Excerpts from an interface dataset
********

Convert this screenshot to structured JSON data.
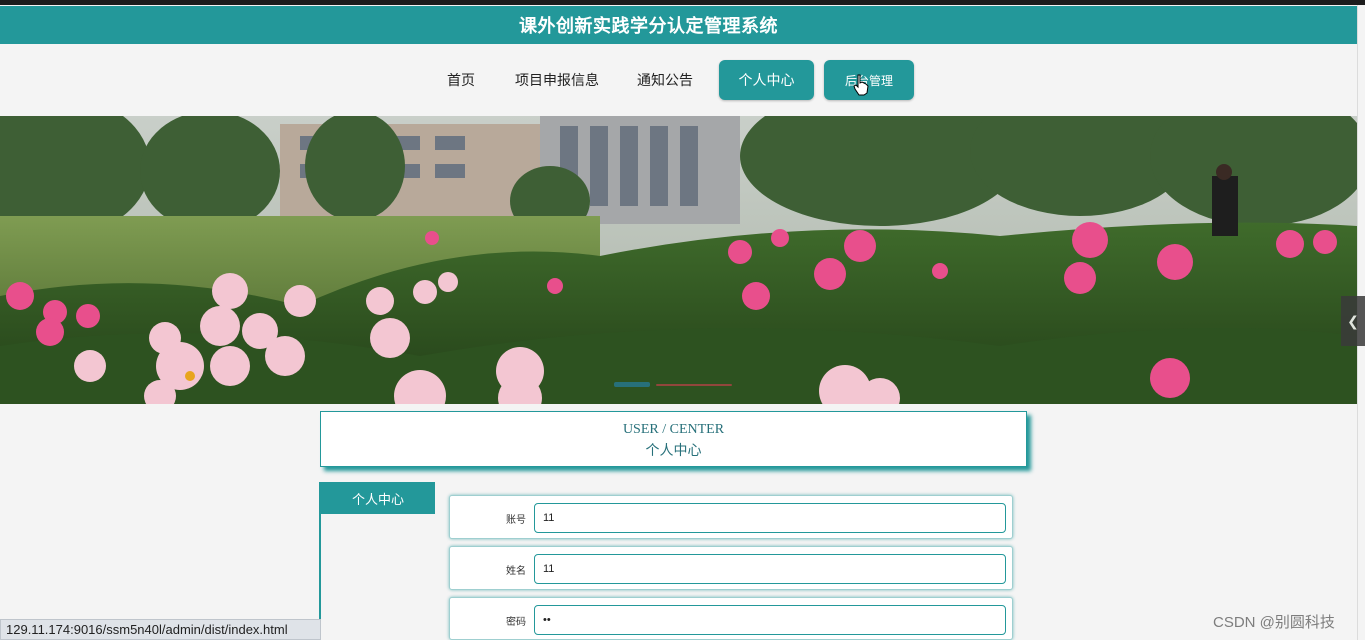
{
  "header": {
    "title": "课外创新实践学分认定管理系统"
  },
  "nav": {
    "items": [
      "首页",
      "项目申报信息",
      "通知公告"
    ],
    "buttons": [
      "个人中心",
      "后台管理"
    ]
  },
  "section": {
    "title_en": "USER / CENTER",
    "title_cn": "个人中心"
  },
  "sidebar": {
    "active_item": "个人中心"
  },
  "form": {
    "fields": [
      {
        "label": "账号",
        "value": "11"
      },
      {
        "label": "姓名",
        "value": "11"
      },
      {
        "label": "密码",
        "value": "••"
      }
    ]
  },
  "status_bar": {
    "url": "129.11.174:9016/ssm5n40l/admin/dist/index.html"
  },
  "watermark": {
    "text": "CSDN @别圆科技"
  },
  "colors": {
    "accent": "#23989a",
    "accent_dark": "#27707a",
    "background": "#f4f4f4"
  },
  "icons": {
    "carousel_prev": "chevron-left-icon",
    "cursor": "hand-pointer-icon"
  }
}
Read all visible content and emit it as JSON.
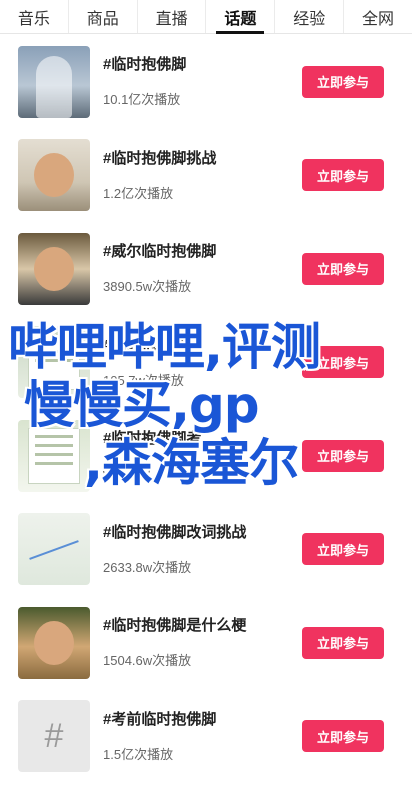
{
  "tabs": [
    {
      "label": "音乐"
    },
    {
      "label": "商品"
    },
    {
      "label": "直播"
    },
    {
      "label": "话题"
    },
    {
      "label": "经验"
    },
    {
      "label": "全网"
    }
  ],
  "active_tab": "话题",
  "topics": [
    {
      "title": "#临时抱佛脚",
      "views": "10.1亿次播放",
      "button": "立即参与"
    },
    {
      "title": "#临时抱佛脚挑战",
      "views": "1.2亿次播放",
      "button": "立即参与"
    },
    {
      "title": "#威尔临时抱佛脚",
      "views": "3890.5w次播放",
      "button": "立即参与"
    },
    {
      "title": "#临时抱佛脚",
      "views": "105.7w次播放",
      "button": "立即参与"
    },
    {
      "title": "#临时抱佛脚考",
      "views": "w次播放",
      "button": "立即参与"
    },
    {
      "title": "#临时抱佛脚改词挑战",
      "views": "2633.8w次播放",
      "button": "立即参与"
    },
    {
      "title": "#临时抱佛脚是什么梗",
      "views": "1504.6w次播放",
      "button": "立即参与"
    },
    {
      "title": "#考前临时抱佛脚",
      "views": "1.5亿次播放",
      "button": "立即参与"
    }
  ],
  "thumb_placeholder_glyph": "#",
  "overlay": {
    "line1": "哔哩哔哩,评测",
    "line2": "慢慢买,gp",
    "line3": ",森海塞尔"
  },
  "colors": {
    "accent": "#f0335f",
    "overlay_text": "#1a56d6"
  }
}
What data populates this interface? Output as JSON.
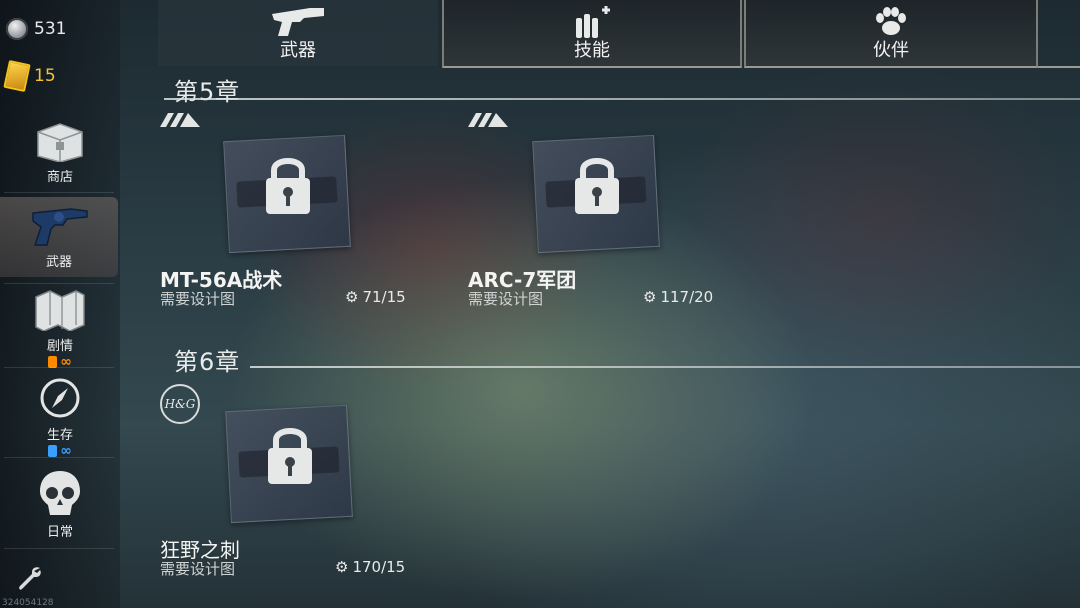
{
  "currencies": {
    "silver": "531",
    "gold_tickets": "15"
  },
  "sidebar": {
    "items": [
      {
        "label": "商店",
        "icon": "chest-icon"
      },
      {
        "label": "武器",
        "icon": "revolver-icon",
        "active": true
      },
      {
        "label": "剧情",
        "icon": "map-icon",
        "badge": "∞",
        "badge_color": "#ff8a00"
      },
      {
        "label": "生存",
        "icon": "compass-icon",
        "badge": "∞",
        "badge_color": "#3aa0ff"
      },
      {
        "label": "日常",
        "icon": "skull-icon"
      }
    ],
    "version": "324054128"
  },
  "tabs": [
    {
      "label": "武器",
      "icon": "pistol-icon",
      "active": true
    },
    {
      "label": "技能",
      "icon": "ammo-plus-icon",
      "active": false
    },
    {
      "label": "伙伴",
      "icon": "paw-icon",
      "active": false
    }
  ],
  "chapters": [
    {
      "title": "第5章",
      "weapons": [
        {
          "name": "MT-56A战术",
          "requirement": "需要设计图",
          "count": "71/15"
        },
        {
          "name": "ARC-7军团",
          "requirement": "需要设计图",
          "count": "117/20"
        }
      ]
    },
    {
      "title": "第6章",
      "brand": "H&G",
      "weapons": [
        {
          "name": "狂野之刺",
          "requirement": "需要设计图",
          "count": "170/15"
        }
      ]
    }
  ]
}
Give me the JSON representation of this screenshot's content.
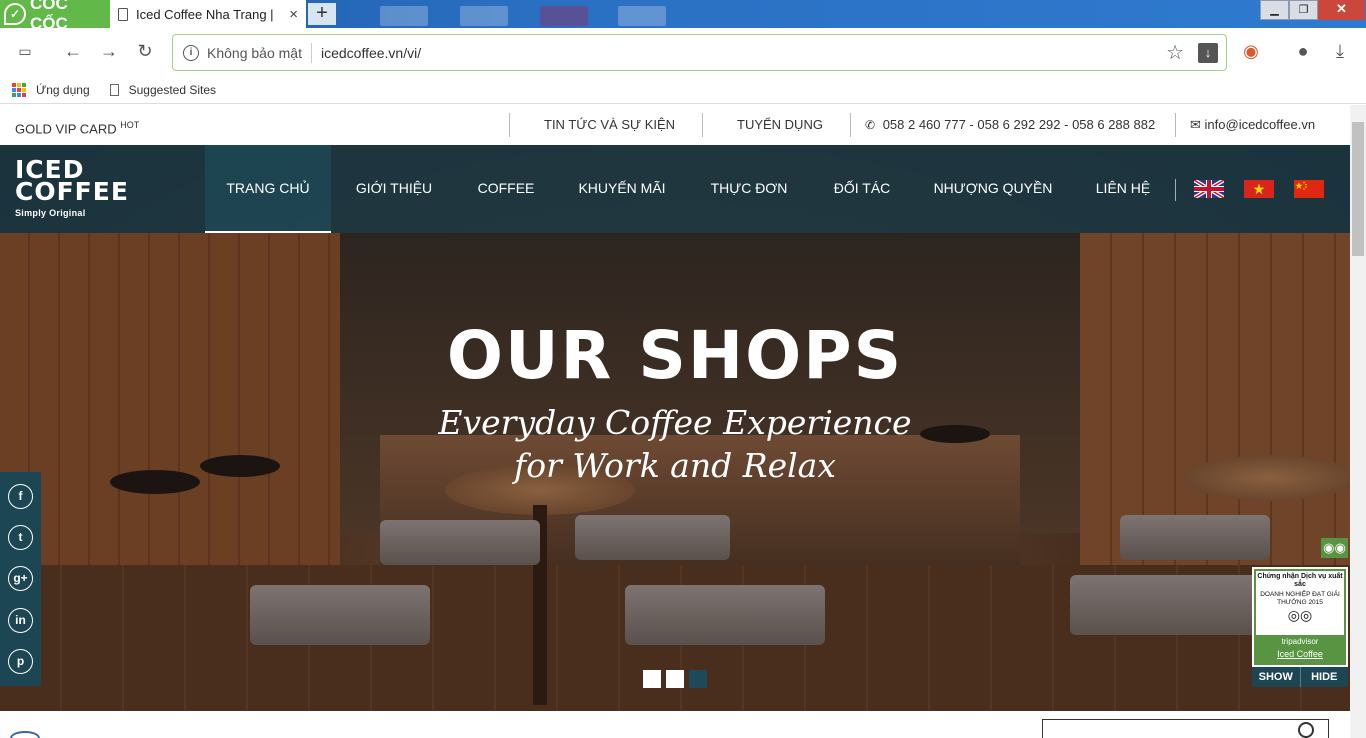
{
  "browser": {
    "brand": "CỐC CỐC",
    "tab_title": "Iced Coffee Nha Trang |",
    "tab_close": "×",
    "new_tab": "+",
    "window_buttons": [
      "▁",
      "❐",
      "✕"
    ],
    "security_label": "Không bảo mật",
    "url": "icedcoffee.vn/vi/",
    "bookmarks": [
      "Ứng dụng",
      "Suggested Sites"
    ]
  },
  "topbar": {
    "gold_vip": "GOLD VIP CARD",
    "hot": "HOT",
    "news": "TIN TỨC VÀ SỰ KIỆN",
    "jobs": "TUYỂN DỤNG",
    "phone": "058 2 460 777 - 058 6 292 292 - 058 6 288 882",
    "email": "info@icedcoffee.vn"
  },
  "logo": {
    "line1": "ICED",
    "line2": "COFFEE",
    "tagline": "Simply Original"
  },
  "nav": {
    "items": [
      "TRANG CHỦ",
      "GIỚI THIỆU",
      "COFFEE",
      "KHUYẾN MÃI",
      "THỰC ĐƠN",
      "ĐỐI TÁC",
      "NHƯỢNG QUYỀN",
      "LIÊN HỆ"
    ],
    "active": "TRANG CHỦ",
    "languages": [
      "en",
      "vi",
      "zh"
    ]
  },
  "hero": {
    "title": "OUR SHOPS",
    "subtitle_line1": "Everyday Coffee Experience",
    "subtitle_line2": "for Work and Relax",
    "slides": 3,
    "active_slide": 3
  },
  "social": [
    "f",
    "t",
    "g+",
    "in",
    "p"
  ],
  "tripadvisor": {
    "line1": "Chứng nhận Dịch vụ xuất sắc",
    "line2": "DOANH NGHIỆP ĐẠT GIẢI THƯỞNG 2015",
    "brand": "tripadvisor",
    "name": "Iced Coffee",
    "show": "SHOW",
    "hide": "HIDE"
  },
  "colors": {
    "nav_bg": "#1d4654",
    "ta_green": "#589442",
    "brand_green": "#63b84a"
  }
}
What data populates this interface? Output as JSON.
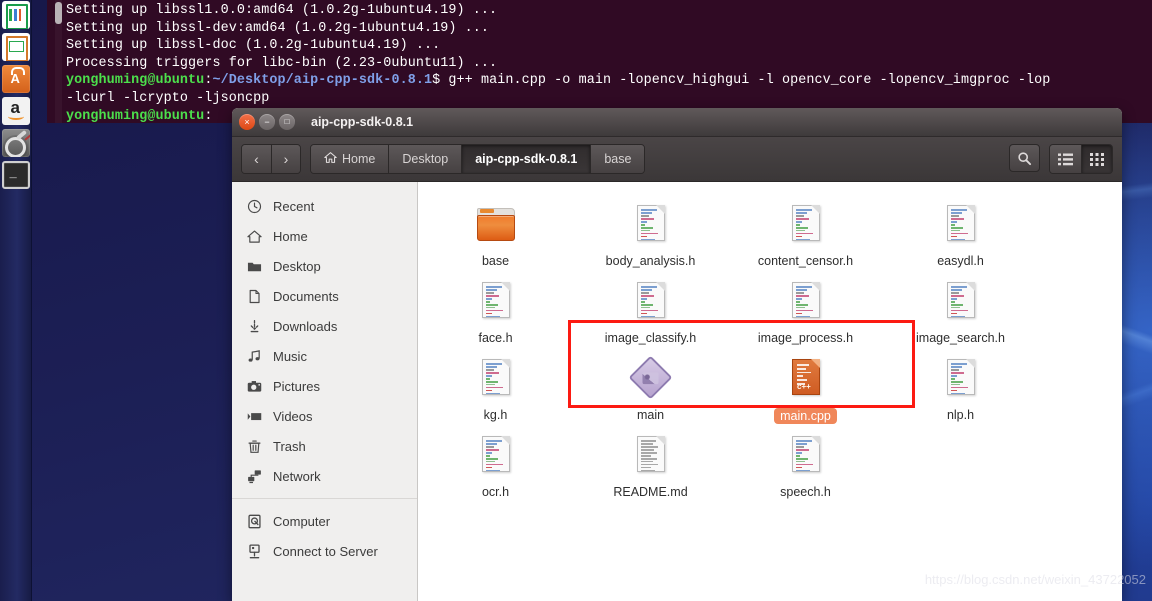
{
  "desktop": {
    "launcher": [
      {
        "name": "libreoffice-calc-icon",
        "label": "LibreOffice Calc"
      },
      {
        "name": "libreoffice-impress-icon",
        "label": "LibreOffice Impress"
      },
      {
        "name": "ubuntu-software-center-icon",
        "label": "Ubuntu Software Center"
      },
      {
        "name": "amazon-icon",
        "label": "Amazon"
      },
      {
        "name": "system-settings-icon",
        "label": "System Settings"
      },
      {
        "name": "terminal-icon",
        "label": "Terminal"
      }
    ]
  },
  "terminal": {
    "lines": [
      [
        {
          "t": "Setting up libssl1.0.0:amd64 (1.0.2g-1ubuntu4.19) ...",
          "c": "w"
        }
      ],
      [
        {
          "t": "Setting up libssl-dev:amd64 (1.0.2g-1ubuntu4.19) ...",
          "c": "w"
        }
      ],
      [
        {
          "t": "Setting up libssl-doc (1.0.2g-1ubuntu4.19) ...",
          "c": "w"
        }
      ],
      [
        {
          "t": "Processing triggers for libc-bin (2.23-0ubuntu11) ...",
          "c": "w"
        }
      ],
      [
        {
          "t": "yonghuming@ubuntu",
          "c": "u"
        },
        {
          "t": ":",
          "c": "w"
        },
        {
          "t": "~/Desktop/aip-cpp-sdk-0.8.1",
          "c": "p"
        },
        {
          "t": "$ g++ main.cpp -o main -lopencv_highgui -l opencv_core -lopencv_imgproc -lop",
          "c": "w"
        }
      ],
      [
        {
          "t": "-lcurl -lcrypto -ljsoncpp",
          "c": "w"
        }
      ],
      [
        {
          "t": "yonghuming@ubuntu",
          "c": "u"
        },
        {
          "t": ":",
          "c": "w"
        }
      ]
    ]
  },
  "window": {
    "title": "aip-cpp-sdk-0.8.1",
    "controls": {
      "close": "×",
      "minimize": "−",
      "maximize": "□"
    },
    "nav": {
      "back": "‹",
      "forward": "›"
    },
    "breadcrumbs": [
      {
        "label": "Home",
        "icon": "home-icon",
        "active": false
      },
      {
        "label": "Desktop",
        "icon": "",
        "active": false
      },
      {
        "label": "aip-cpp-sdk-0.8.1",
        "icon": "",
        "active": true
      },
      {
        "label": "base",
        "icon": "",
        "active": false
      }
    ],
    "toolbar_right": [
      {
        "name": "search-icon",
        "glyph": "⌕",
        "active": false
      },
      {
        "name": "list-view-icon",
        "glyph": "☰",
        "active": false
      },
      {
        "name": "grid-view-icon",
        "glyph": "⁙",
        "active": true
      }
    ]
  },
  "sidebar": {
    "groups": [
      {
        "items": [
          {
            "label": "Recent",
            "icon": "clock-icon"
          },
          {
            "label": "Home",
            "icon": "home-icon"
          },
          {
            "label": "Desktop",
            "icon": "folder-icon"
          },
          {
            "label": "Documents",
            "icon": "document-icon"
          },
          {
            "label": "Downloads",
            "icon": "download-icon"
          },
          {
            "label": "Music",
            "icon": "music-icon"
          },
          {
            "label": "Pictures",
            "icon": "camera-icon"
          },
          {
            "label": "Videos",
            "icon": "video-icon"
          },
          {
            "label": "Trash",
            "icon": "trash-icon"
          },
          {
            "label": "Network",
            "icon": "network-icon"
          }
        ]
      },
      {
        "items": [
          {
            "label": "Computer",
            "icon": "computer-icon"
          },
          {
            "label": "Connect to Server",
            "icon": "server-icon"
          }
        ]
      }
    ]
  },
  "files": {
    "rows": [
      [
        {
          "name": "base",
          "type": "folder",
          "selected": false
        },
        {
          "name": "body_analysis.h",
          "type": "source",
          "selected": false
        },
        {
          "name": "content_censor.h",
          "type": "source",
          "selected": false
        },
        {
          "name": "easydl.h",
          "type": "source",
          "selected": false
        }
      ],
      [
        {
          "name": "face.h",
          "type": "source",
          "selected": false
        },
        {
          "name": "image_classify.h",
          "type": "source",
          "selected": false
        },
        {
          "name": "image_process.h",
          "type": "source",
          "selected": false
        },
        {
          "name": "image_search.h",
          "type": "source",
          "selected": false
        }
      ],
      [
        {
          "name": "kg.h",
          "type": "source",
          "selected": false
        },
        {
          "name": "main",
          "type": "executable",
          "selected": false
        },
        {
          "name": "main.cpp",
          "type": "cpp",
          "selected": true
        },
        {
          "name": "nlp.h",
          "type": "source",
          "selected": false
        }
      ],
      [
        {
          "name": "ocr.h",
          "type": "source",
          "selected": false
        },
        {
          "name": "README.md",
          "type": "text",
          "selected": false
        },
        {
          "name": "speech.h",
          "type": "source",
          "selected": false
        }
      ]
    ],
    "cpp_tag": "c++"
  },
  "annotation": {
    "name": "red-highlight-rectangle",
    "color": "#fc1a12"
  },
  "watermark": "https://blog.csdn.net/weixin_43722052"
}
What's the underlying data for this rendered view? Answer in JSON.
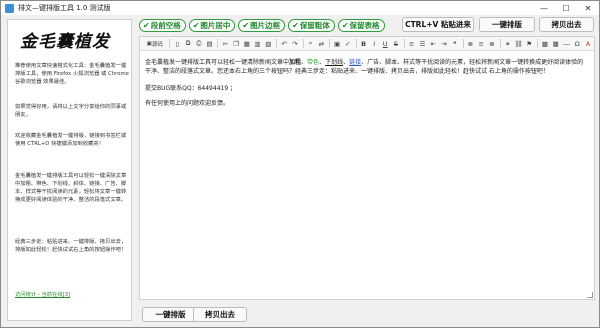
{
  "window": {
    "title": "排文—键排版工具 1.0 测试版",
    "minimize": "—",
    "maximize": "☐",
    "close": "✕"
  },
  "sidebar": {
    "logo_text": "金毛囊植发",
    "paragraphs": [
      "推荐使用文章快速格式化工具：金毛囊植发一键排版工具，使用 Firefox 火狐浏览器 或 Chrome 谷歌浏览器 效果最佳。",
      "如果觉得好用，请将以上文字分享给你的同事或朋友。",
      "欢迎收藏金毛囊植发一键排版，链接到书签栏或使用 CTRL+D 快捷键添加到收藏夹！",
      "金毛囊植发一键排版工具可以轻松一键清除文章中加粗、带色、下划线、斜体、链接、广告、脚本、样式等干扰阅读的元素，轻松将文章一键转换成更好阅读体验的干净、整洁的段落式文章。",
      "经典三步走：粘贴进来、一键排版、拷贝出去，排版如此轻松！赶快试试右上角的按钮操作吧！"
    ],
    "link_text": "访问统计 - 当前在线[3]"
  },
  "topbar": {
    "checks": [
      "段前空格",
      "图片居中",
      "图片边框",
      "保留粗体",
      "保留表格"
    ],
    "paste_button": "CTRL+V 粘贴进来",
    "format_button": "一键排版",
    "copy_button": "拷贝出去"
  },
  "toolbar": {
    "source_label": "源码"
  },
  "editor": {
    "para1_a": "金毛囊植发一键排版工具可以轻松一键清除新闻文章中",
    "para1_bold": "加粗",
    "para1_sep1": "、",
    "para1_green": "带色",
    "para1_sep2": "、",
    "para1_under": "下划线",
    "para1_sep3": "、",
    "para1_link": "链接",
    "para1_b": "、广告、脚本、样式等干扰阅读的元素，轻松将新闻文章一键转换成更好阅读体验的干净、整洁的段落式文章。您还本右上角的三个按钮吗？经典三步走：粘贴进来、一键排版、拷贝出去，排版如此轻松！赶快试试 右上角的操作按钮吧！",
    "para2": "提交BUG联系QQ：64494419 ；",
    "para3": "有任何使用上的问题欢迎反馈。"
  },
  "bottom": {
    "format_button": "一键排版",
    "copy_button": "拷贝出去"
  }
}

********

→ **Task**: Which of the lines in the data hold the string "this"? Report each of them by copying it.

→ **Solution below**:
Convert this screenshot to structured JSON data.
What data populates this interface? Output as JSON.
Give me the JSON representation of this screenshot's content.
What data populates this interface? Output as JSON.
What's the underlying data for this rendered view? Answer in JSON.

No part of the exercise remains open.